Neptune Planet Storms hubble sees neptune39s dark storm die space earthsky Planet Neptune Storms

Neptune Planet Storms hubble sees neptune39s dark storm die space earthsky Planet Neptune Storms

We found 25++ Images in Neptune Planet Storms:




About this page - Neptune Planet Storms

Neptune Planet Storms Uranus And Neptune Giant Storms Spotted By Hubble Telescope Planet Neptune Storms, Neptune Planet Storms Massive Storm The Size Of Planet Earth Seen Swirling Close Neptune Storms Planet, Neptune Planet Storms Нептун е цветът на 2016 година Жената днес Storms Neptune Planet, Neptune Planet Storms Neptune Monument To Creation Answers In Genesis Planet Neptune Storms, Neptune Planet Storms Uranus And Neptune Giant Storms Spotted By Hubble Telescope Planet Storms Neptune, Neptune Planet Storms Nasa Viz Supersonic Wind Neptune Planet Storms, Neptune Planet Storms Sciency Thoughts Neptune At Opposition Neptune Storms Planet, Neptune Planet Storms Weather On Other Planets Reveals Why We Shouldn39t Complain Storms Neptune Planet.

A little interesting about space life.

In a mysterious region beyond the orbit of the beautiful, banded, blue ice-giant planet Neptune--the most distant of the eight major planets from our Sun--there is a dark and frigid domain called the Kuiper Belt. Within this remote region, where our Sun shines with only a weak fire, and appears to be merely a particularly large star suspended in the black sky, a multitude of strange, icy worldlets tumble around our Star. Pluto, a large icy denizen inhabiting the Kuiper Belt, was originally classified as the ninth major planet from our Sun after its discovery in 1930. However, with the realization that this frozen "oddball" is really only one of several large, icy inhabitants of the Kuiper Belt, the International Astronomical Union (IAU) found it necessary to formally define "planet" in 2006--and poor Pluto was unceremoniously ousted from the pantheon of major planets. Pluto, now freshly reclassified as a dwarf planet, nonetheless remains a small world of great interest, debate, and affection. Scientists will soon learn much more about this beloved, distant, ice-ball so far away, when, after a treacherous nine-year journey of three million miles through interplanetary space, NASA's hearty New Horizons spacecraft arrives at Pluto on July 14, 2015.



and here is another

"Prior to the Hubble observations, nobody appreciated the intricate dynamics of the Pluto system," Dr. Mark Showalter explained in a June 3, 2015 HST Press Release. Dr. Showalter is of the Search for Extraterrestrial Intelligence (SETI) Institute in Mountain View, California. He is lead author of the Nature paper.



and finally

The harmful effects of radiation are based both on its strength and the time of exposure to its source. Average human would need to spend nearly four months inside the Van Allen belts to accumulate a lethal dose. The astronauts managed to pass through them during less than one hour.
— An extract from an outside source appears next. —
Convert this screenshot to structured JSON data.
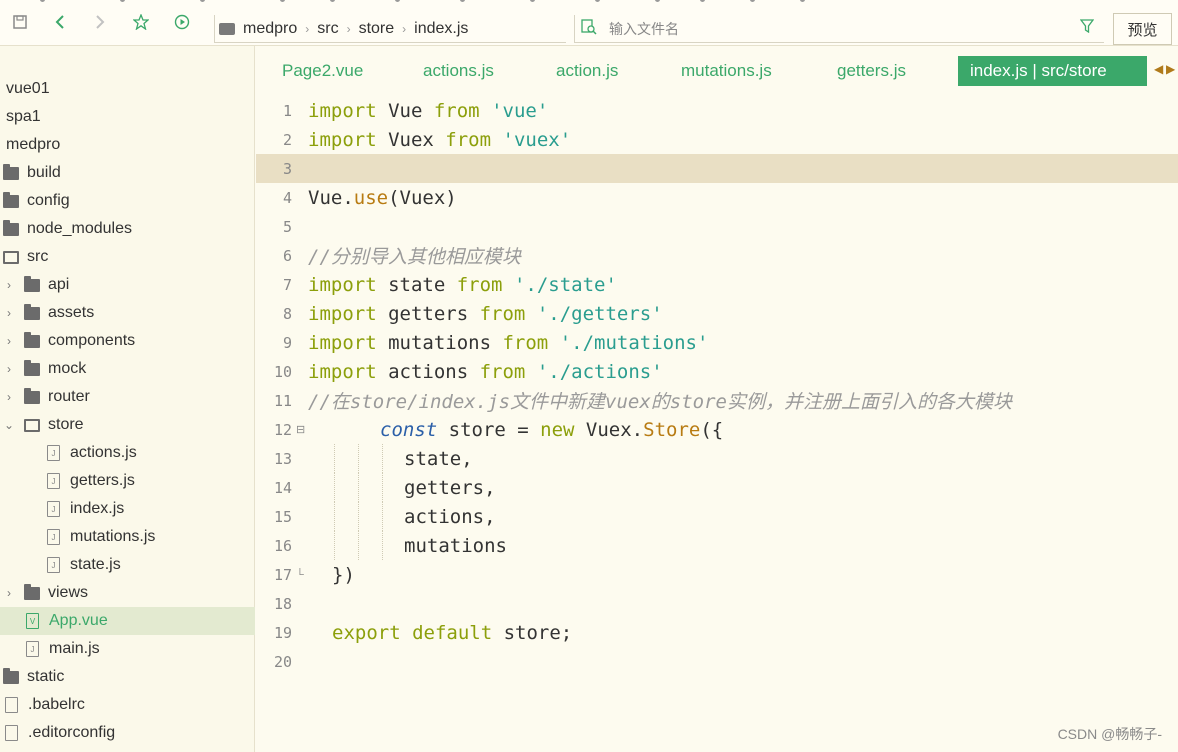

Regarding the time spent out of Earth's magnetic field, where the astronauts were exposed to solar radiation, an average human could endure a radiation exposure equivalent to one-way trip to Mars and still not receive a dose which exceeds lifetime levels set up by NASA.

More information:

In addition to the Giant Impact theory, there are several other models that have been proposed to explain how our Moon was born. One alternative model to the Giant Impact scenario suggests that Earth's Moon was once a part of our planet that simply budded off when our Solar System was in its infancy--approximately 4.5 billion years ago. According to this model, the Pacific Ocean basin would be the most likely cradle for lunar birth. A second model proposes that our Moon was really born elsewhere in our Solar System and, like the duo of tiny potato-shaped Martian moons, was eventually snared by the gravitational tug of a major planet. A third theory postulates that both Earth and Moon were born at about the same time from the same protoplanetary accretion disk, composed of gas and dust, from which our Sun's family of planets, moons, and smaller objects ultimately emerged.



Earth's Moon consists of a core, mantle, and crust. The lunar core is proportionally smaller than other terrestrial bodies' cores. The iron-rich, solid inner core is 149 miles in radius, and it is encased within a liquid iron shell that is about 56 miles thick. A partly molten layer with a thickness of 93 milles surrounds the iron core.



"This means that at the atomic level, the Earth and the Moon are identical. This new information challenged the giant impact theory for lunar formation," study lead author Dr. Seth Jacobson told Space.com on April 2, 2014. Dr. Jacobson is a planetary scientist at the Cote d'Azur Observatory in Nice, France.